- [Assigned task]: Could you return each line below without altering a word?

Top of Excerpted data

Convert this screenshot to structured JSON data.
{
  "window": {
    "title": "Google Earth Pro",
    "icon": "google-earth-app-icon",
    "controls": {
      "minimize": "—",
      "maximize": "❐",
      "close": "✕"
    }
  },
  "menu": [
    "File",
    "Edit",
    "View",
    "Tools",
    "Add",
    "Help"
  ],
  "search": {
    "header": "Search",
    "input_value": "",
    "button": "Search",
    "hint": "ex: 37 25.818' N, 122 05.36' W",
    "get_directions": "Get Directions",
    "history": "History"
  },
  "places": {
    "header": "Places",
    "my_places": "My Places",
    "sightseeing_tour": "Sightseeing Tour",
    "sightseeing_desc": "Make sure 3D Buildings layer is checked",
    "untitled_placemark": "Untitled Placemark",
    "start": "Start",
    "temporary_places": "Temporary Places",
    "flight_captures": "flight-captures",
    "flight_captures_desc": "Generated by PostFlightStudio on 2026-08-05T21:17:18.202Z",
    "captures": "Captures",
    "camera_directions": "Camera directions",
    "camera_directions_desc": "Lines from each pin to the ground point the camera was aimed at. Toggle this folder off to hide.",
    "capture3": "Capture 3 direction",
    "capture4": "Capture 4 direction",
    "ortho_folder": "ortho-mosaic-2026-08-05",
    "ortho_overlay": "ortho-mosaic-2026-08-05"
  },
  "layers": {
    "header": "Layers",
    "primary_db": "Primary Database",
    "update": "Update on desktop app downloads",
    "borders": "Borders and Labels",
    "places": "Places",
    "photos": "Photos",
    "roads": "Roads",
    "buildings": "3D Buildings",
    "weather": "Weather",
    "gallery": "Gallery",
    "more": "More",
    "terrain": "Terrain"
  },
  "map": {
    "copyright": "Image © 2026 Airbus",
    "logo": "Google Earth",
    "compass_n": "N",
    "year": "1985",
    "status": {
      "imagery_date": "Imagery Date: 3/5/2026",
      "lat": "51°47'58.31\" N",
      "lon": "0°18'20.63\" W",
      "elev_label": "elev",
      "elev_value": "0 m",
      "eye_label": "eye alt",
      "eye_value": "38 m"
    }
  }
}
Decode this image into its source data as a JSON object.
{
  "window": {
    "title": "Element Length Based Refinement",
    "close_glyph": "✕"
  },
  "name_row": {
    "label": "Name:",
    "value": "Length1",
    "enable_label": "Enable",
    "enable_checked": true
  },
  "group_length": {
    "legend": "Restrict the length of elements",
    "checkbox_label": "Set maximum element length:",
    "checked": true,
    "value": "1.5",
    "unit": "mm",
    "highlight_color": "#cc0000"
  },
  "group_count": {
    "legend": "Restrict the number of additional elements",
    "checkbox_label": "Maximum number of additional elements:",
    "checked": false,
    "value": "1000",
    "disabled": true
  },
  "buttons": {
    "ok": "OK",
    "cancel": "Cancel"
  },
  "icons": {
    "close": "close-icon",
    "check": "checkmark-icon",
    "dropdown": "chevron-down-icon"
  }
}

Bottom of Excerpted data

- [Result for this task]:
Convert this screenshot to structured JSON data.
{
  "window": {
    "title": "Google Earth Pro",
    "icon": "google-earth-app-icon",
    "controls": {
      "minimize": "—",
      "maximize": "❐",
      "close": "✕"
    }
  },
  "menu": [
    "File",
    "Edit",
    "View",
    "Tools",
    "Add",
    "Help"
  ],
  "search": {
    "header": "Search",
    "input_value": "",
    "button": "Search",
    "hint": "ex: 37 25.818' N, 122 05.36' W",
    "get_directions": "Get Directions",
    "history": "History"
  },
  "places": {
    "header": "Places",
    "my_places": "My Places",
    "sightseeing_tour": "Sightseeing Tour",
    "sightseeing_desc": "Make sure 3D Buildings layer is checked",
    "untitled_placemark": "Untitled Placemark",
    "start": "Start",
    "temporary_places": "Temporary Places",
    "flight_captures": "flight-captures",
    "flight_captures_desc": "Generated by PostFlightStudio on 2026-08-05T21:17:18.202Z",
    "captures": "Captures",
    "camera_directions": "Camera directions",
    "camera_directions_desc": "Lines from each pin to the ground point the camera was aimed at. Toggle this folder off to hide.",
    "capture3": "Capture 3 direction",
    "capture4": "Capture 4 direction",
    "ortho_folder": "ortho-mosaic-2026-08-05",
    "ortho_overlay": "ortho-mosaic-2026-08-05"
  },
  "layers": {
    "header": "Layers",
    "primary_db": "Primary Database",
    "update": "Update on desktop app downloads",
    "borders": "Borders and Labels",
    "places": "Places",
    "photos": "Photos",
    "roads": "Roads",
    "buildings": "3D Buildings",
    "weather": "Weather",
    "gallery": "Gallery",
    "more": "More",
    "terrain": "Terrain"
  },
  "map": {
    "copyright": "Image © 2026 Airbus",
    "logo": "Google Earth",
    "compass_n": "N",
    "year": "1985",
    "status": {
      "imagery_date": "Imagery Date: 3/5/2026",
      "lat": "51°47'58.31\" N",
      "lon": "0°18'20.63\" W",
      "elev_label": "elev",
      "elev_value": "0 m",
      "eye_label": "eye alt",
      "eye_value": "38 m"
    }
  }
}
Decode this image into its source data as a JSON object.
{
  "window": {
    "title": "Element Length Based Refinement",
    "close_glyph": "✕"
  },
  "name_row": {
    "label": "Name:",
    "value": "Length1",
    "enable_label": "Enable",
    "enable_checked": true
  },
  "group_length": {
    "legend": "Restrict the length of elements",
    "checkbox_label": "Set maximum element length:",
    "checked": true,
    "value": "1.5",
    "unit": "mm",
    "highlight_color": "#cc0000"
  },
  "group_count": {
    "legend": "Restrict the number of additional elements",
    "checkbox_label": "Maximum number of additional elements:",
    "checked": false,
    "value": "1000",
    "disabled": true
  },
  "buttons": {
    "ok": "OK",
    "cancel": "Cancel"
  },
  "icons": {
    "close": "close-icon",
    "check": "checkmark-icon",
    "dropdown": "chevron-down-icon"
  }
}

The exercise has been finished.